• Records drawn from a dataset:

<<<<

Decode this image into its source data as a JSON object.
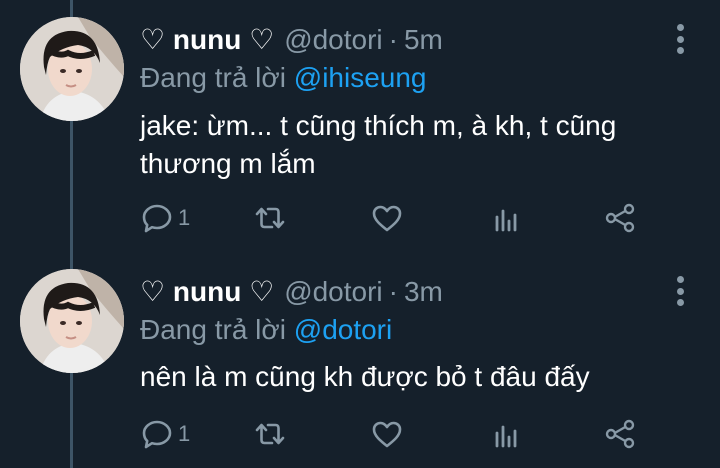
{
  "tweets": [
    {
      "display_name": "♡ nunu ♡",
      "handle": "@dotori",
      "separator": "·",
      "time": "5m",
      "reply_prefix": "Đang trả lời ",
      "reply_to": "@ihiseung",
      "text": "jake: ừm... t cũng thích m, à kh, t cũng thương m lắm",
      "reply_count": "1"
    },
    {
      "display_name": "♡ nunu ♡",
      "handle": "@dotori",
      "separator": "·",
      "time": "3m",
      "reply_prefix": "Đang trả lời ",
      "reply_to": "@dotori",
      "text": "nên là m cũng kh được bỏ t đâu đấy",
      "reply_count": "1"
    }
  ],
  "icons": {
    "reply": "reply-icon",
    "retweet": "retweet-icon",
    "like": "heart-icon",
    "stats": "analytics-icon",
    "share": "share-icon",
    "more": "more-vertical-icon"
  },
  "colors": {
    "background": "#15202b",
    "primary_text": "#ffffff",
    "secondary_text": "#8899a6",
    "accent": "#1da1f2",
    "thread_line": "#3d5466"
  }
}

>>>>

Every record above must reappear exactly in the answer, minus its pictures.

• Exercise response:
Decode this image into its source data as a JSON object.
{
  "tweets": [
    {
      "display_name": "♡ nunu ♡",
      "handle": "@dotori",
      "separator": "·",
      "time": "5m",
      "reply_prefix": "Đang trả lời ",
      "reply_to": "@ihiseung",
      "text": "jake: ừm... t cũng thích m, à kh, t cũng thương m lắm",
      "reply_count": "1"
    },
    {
      "display_name": "♡ nunu ♡",
      "handle": "@dotori",
      "separator": "·",
      "time": "3m",
      "reply_prefix": "Đang trả lời ",
      "reply_to": "@dotori",
      "text": "nên là m cũng kh được bỏ t đâu đấy",
      "reply_count": "1"
    }
  ],
  "icons": {
    "reply": "reply-icon",
    "retweet": "retweet-icon",
    "like": "heart-icon",
    "stats": "analytics-icon",
    "share": "share-icon",
    "more": "more-vertical-icon"
  },
  "colors": {
    "background": "#15202b",
    "primary_text": "#ffffff",
    "secondary_text": "#8899a6",
    "accent": "#1da1f2",
    "thread_line": "#3d5466"
  }
}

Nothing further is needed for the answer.